It’s sort of funny to hear the story now, with our confidence on full display (“Austin’s story ended happily…blah blah blah”). We clearly had no idea of all that lay ahead. Plus they cut and paste so many parts of the interview together that events that happened six days apart sound like they were mere hours later in the same day.
But it is truly beautiful and spot-on in its message. I can only offer my advance apologies to the preschool moms with mascara issues.
So, here it is: my sweet boy with that two-year old face covered in Fudgsicle.
“It seems so exceptional . . . that things just work out after all. . .” Exceptional indeed. We are living an ordinary miracle every day.
We were doing some repairs to the ceiling in Austin’s closet last week and so removed all of its contents to his bedroom floor (boy, that was scary). Along with a silly array of clothes, shoes, blankets, puzzles and too small snowpants came his bag of wishing stars. It had been tucked away on the back of a shelf since his last overnight stay at the hospital, more than a year and a half ago.
I always brought it along with us, even if we were scheduled for just a single night. I usually only put a few of our favorite stars up, just enough to decorate the room a bit and give me that necessary feeling of security, as if those stars were watching over my little one as he lay in that bed. The longer we stayed or the more major a procedure he was getting, the more stars went up. In those dreadful days and weeks leading up to Christmas 2009, his room looked like this:

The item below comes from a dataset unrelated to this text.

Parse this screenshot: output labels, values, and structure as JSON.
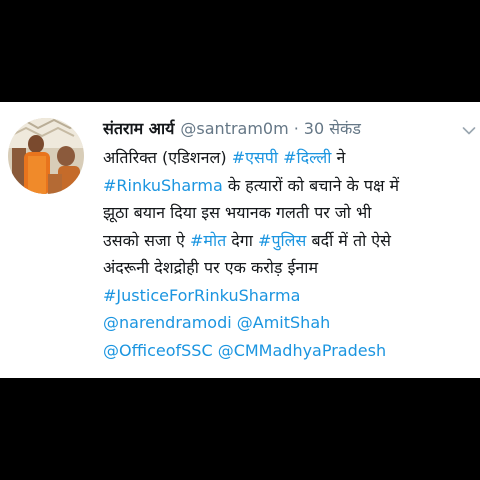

But we got lazier as our visits went on and on (and on), and I would try to get by with hanging only ten stars at a time. Austin was no fan of this and once scolded me, “This room looks ugly! We need more stars!” He certainly made sure we never left the house for a hospital visit without that overflowing paper bag full of wishes.
I’ve thought on and off about what I should do with them now to ensure that they last. The stars from his first round of cancer were long ago inserted into a photo album for posterity. But those were all made by me, transcribing the wishes of others, so they were much flatter and simpler than the spectacular, glittery, bedazzled stars made by all of you.
I suppose I should at least photograph each individual star before they get too wrinkled and crumpled in that bag.
But anyway, that bag. The kids must have gone through at least a few of them because there were some on top that were not part of our regular rotation, some I haven’t seen in a good long while. Including one from my father that said, “I wish that Austin and I will go skiing together next winter.” I remember at the time thinking, “Oh that’s sweet … but not gonna happen.” Not the very next winter at least.
But it did happen. My dad wrote that wish in December 2009 and by the following winter, March 2011, just fifteen months later, they went skiing together down the mountains of Park City, Utah. (It wasn’t a very successful skiing adventure, that day, but that’s a story for another time.) But the remarkable fact is that they did it. They skied. Together. The very next winter.
The wish came true.
And I started wondering: How many more of those wishes have already come true? How many of us — friends and family and strangers — wished for my little boy and how many of those wishes have actually happened?
And the answer is a lot of them. All the simple little ones like laughter and giggles, cartwheels and playdates, going to school and making friends and riding a bike. He’s done all those things. He does them every day. He’s had that sleepover in the tent (well, he didn’t last the whole night, but still …), he’s gone sledding down Coventry Hill and boating on Lake Chautauqua. He’s met his little cousins and visited with friends far and near. And the biggest wishes have come true too. He is here, after all. He is with us, and so is his kidney, chugging along.
He’s checking’em off, one by one. His own joy-filled bucket list. That he has many many years to complete.